    2. Fortunately, the family has a very supportive community and extended family. Also a close knit church family. However, I agree. I think that a widow/widowers group would be a great idea for an additional support system for families. Having others to relate is certainly helpful in the grieving process.

      Delete
  6. The FBO I worked at had a flight instructor who thought that buzzing a friend was a good idea, till he caught the landing gear on a power line. He took down almost a mile of line, destroyed 10 acres of wheat, killed 10 cows, and burned up a 3-year-old Arrow. Luckily no one got killed.

    ReplyDelete
  7. Buzzing, just like Off Airport Landings and Agriculture Operations, can be done safe is the proper planning and precautions are taken. If you are not prepared for an engine outage at the lowest point with a suitable landing spot in range, you are just asking for trouble. Then again, I guess if people are disregarding the FARs to buzz, they are asking for trouble anyway...

    ReplyDelete
  8. This dummy is the poster boy for horseplay.

    ReplyDelete
  9. If you are going to do something reckless: "one pass, haul ass!"

    ReplyDelete
    Replies
    1. You also have to gamble that you don't get caught by an angry person's security camera. Even if you are following the FARs to the letter, the FAA can still pull your license.

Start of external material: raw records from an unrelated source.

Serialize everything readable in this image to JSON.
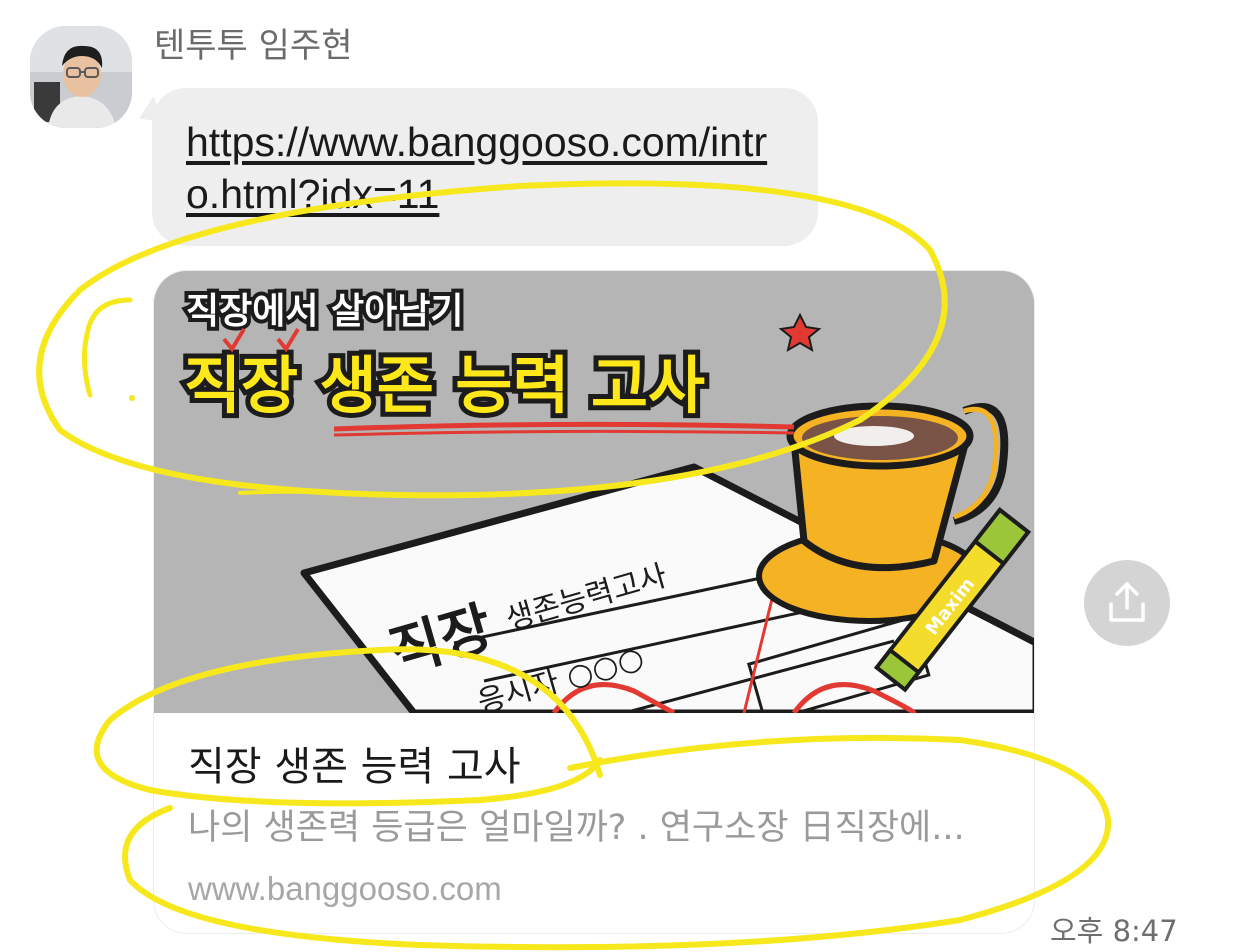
{
  "message": {
    "sender_name": "텐투투 임주현",
    "link_url": "https://www.banggooso.com/intro.html?idx=11",
    "timestamp": "오후 8:47"
  },
  "preview": {
    "thumbnail": {
      "subtitle": "직장에서 살아남기",
      "headline": "직장 생존 능력 고사",
      "paper_title_big": "직장",
      "paper_title_small": "생존능력고사",
      "paper_examinee": "응시자 ○○○",
      "stick_brand": "Maxim"
    },
    "title": "직장 생존 능력 고사",
    "description": "나의 생존력 등급은 얼마일까? . 연구소장 日직장에...",
    "domain": "www.banggooso.com"
  },
  "icons": {
    "share": "share-icon",
    "avatar": "avatar-photo"
  },
  "colors": {
    "bubble": "#eeeeee",
    "highlight_yellow": "#f6e81c",
    "headline_yellow": "#ffe81a",
    "cup_orange": "#f5b324"
  }
}
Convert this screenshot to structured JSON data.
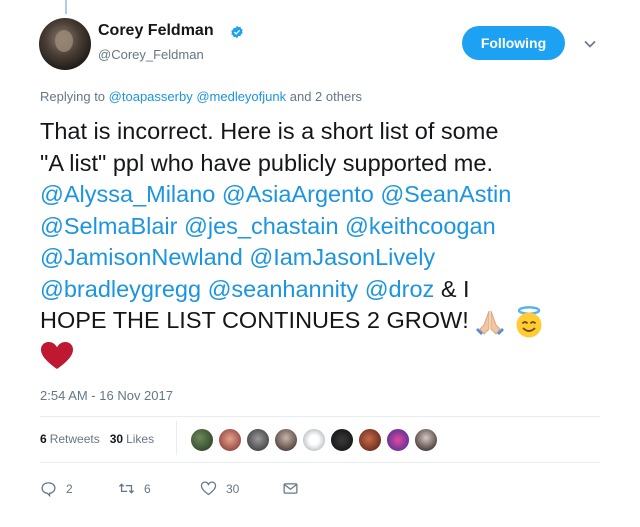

Just look at Trent Palmer.

      Delete
    2. People always bring up Trent Palmer, but we only know one side of that story and that's Trent Palmer's side. Sure, he says he followed the FARs to the letter, but with his ticket on the line why would he say otherwise. So far, no actual evidence or documentation has been released by anyone, nor have we seen the actual details on the FAA's case. One shouldn't come to judgement on an issue based solely on one person's word with zero solid evidence to back it up.

      Delete
    3. Trent was instigating a situation that him and his buddy had with the buddy neighbor about RC airplanes and such. Trent did not need to do a buzz job to inspect his buddy possible landing area. It is a motocross style track and this buddy he spoke of lived 1 or 2 miles from Trents house. A house he had been to before according to comments about them flying RC planes there.

      Delete

All messages must be civil in tone; if critical, must be constructive. This is a place where we learn what not to do next time. Personal attacks and hate speech directed at the NTSB investigators, FAA investigators, Designated Pilot Examiners, Kathryn, as well as other members of the aviation blog, are unacceptable because they are not constructive. Messages that harass, abuse or threaten other persons, such as threats to cause bodily harm, or that contain obscene or otherwise objectionable content, may result in the loss of your posting privileges.